After attending the Fashion Media seminar held by Prospect 360 earlier this year, many successful spokeswomen currently in the fashion industry gave a few tips of the trade and insight into the pathways to success.   Melissa Templeton, current PR manager for Myer Australia stated, “Get out and meet people. In our industry, we do literally meet hundreds of people a year, but do your best to remember people’s names”. This goes back to the golden saying that, ‘it’s not what you know but who you know’. Templeton explained that she had no tertiary experience nor any in PR, and that she worked her way up by starting a temp job at David Jones and working her way up from there. This could lead to the belief that higher education can be questionable when wanting to pursue a career in fashion or even media.

Greta Donaldson, founder of Prospect 360, a series of seminars to help young people get their foot in the door in the media industry set up in 2007 agrees with the “it’s not what you know but who you know” statement, but also believes education still holds value and importance in the media industry.
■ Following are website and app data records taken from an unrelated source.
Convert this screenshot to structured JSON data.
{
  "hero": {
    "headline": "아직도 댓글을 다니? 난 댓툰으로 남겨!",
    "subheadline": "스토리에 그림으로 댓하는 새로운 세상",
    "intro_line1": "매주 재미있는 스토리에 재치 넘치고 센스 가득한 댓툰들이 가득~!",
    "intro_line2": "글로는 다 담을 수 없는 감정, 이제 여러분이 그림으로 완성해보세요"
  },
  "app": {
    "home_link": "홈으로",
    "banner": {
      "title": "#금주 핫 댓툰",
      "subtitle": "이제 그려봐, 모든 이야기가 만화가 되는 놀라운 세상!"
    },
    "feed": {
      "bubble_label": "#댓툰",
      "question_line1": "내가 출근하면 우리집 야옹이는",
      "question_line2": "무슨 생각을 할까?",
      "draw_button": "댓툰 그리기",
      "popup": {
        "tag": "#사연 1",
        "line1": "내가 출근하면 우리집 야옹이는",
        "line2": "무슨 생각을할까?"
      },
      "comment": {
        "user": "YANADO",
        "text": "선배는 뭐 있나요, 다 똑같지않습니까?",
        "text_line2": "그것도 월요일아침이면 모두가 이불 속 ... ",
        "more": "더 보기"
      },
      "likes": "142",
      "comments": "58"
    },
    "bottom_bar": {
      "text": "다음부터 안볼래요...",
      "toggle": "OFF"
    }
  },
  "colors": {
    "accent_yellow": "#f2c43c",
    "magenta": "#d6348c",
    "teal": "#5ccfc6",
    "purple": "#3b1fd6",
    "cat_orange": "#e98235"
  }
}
It appears as though some students are taking things a step further with their education in fashion. A student from the Whitehouse Institute of Design says, “Studying fashion design requires me to have the skills and knowledge to sketch garments properly as well as pattern making. Doing this gives me the head start over others that have not yet learnt the necessary skills”.

Casual academic teaching Communications and Creative Arts at Deakin University, Lara Hedberg is bias on the, ‘its not what you know but who you know’ statement and says, “The thing that you get from studying at a university level is an ability to have a level of credible thinking and awareness that I don’t think you can get just from industry work.”.

The general consensus on the matter seems to agree that it is who you know that will assist in getting your foot in the door, but having a degree to support your credibility is ideal.